### [The input]

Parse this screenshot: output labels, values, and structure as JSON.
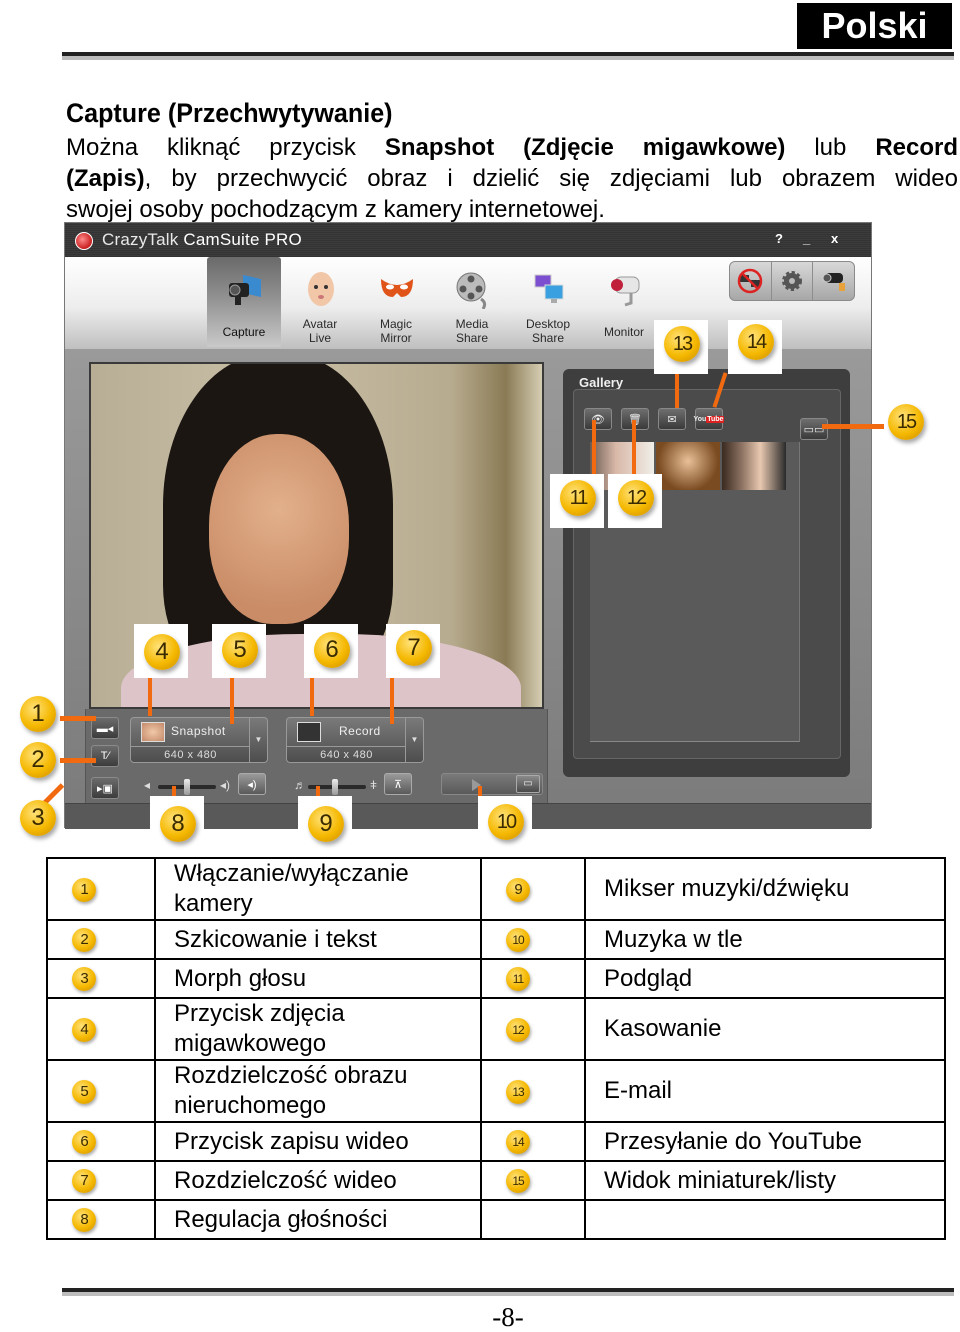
{
  "header": {
    "language": "Polski"
  },
  "section": {
    "title": "Capture (Przechwytywanie)",
    "intro": {
      "line1_a": "Można kliknąć przycisk ",
      "line1_b": "Snapshot (Zdjęcie migawkowe)",
      "line1_c": " lub ",
      "line1_d": "Record",
      "line2_a": "(Zapis)",
      "line2_b": ", by przechwycić obraz i dzielić się zdjęciami lub obrazem wideo",
      "line3": "swojej osoby pochodzącym z kamery internetowej."
    }
  },
  "app": {
    "title_a": "CrazyTalk ",
    "title_b": "CamSuite PRO",
    "window_buttons": {
      "help": "?",
      "minimize": "_",
      "close": "x"
    },
    "modes": [
      {
        "label": "Capture",
        "icon": "webcam-icon",
        "active": true
      },
      {
        "label": "Avatar\nLive",
        "icon": "baby-face-icon",
        "active": false
      },
      {
        "label": "Magic\nMirror",
        "icon": "mask-icon",
        "active": false
      },
      {
        "label": "Media\nShare",
        "icon": "film-reel-icon",
        "active": false
      },
      {
        "label": "Desktop\nShare",
        "icon": "monitors-icon",
        "active": false
      },
      {
        "label": "Monitor",
        "icon": "security-camera-icon",
        "active": false
      }
    ],
    "tools": [
      "no-remote-icon",
      "gear-icon",
      "camera-settings-icon"
    ],
    "capture": {
      "snapshot_label": "Snapshot",
      "snapshot_resolution": "640 x 480",
      "record_label": "Record",
      "record_resolution": "640 x 480"
    },
    "gallery": {
      "title": "Gallery",
      "buttons": [
        "preview-icon",
        "trash-icon",
        "email-icon",
        "youtube-icon"
      ],
      "youtube_text_a": "You",
      "youtube_text_b": "Tube",
      "thumbnail_count": 3
    }
  },
  "callouts": [
    "1",
    "2",
    "3",
    "4",
    "5",
    "6",
    "7",
    "8",
    "9",
    "10",
    "11",
    "12",
    "13",
    "14",
    "15"
  ],
  "legend": {
    "rows": [
      {
        "left_num": "1",
        "left_label": "Włączanie/wyłączanie kamery",
        "right_num": "9",
        "right_label": "Mikser muzyki/dźwięku"
      },
      {
        "left_num": "2",
        "left_label": "Szkicowanie i tekst",
        "right_num": "10",
        "right_label": "Muzyka w tle"
      },
      {
        "left_num": "3",
        "left_label": "Morph głosu",
        "right_num": "11",
        "right_label": "Podgląd"
      },
      {
        "left_num": "4",
        "left_label": "Przycisk zdjęcia migawkowego",
        "right_num": "12",
        "right_label": "Kasowanie"
      },
      {
        "left_num": "5",
        "left_label": "Rozdzielczość obrazu nieruchomego",
        "right_num": "13",
        "right_label": "E-mail"
      },
      {
        "left_num": "6",
        "left_label": "Przycisk zapisu wideo",
        "right_num": "14",
        "right_label": "Przesyłanie do YouTube"
      },
      {
        "left_num": "7",
        "left_label": "Rozdzielczość wideo",
        "right_num": "15",
        "right_label": "Widok miniaturek/listy"
      },
      {
        "left_num": "8",
        "left_label": "Regulacja głośności",
        "right_num": "",
        "right_label": ""
      }
    ]
  },
  "footer": {
    "page_number": "-8-"
  }
}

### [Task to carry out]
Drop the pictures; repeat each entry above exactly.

### [Task answer]
Parse this screenshot: output labels, values, and structure as JSON.
{
  "header": {
    "language": "Polski"
  },
  "section": {
    "title": "Capture (Przechwytywanie)",
    "intro": {
      "line1_a": "Można kliknąć przycisk ",
      "line1_b": "Snapshot (Zdjęcie migawkowe)",
      "line1_c": " lub ",
      "line1_d": "Record",
      "line2_a": "(Zapis)",
      "line2_b": ", by przechwycić obraz i dzielić się zdjęciami lub obrazem wideo",
      "line3": "swojej osoby pochodzącym z kamery internetowej."
    }
  },
  "app": {
    "title_a": "CrazyTalk ",
    "title_b": "CamSuite PRO",
    "window_buttons": {
      "help": "?",
      "minimize": "_",
      "close": "x"
    },
    "modes": [
      {
        "label": "Capture",
        "icon": "webcam-icon",
        "active": true
      },
      {
        "label": "Avatar\nLive",
        "icon": "baby-face-icon",
        "active": false
      },
      {
        "label": "Magic\nMirror",
        "icon": "mask-icon",
        "active": false
      },
      {
        "label": "Media\nShare",
        "icon": "film-reel-icon",
        "active": false
      },
      {
        "label": "Desktop\nShare",
        "icon": "monitors-icon",
        "active": false
      },
      {
        "label": "Monitor",
        "icon": "security-camera-icon",
        "active": false
      }
    ],
    "tools": [
      "no-remote-icon",
      "gear-icon",
      "camera-settings-icon"
    ],
    "capture": {
      "snapshot_label": "Snapshot",
      "snapshot_resolution": "640 x 480",
      "record_label": "Record",
      "record_resolution": "640 x 480"
    },
    "gallery": {
      "title": "Gallery",
      "buttons": [
        "preview-icon",
        "trash-icon",
        "email-icon",
        "youtube-icon"
      ],
      "youtube_text_a": "You",
      "youtube_text_b": "Tube",
      "thumbnail_count": 3
    }
  },
  "callouts": [
    "1",
    "2",
    "3",
    "4",
    "5",
    "6",
    "7",
    "8",
    "9",
    "10",
    "11",
    "12",
    "13",
    "14",
    "15"
  ],
  "legend": {
    "rows": [
      {
        "left_num": "1",
        "left_label": "Włączanie/wyłączanie kamery",
        "right_num": "9",
        "right_label": "Mikser muzyki/dźwięku"
      },
      {
        "left_num": "2",
        "left_label": "Szkicowanie i tekst",
        "right_num": "10",
        "right_label": "Muzyka w tle"
      },
      {
        "left_num": "3",
        "left_label": "Morph głosu",
        "right_num": "11",
        "right_label": "Podgląd"
      },
      {
        "left_num": "4",
        "left_label": "Przycisk zdjęcia migawkowego",
        "right_num": "12",
        "right_label": "Kasowanie"
      },
      {
        "left_num": "5",
        "left_label": "Rozdzielczość obrazu nieruchomego",
        "right_num": "13",
        "right_label": "E-mail"
      },
      {
        "left_num": "6",
        "left_label": "Przycisk zapisu wideo",
        "right_num": "14",
        "right_label": "Przesyłanie do YouTube"
      },
      {
        "left_num": "7",
        "left_label": "Rozdzielczość wideo",
        "right_num": "15",
        "right_label": "Widok miniaturek/listy"
      },
      {
        "left_num": "8",
        "left_label": "Regulacja głośności",
        "right_num": "",
        "right_label": ""
      }
    ]
  },
  "footer": {
    "page_number": "-8-"
  }
}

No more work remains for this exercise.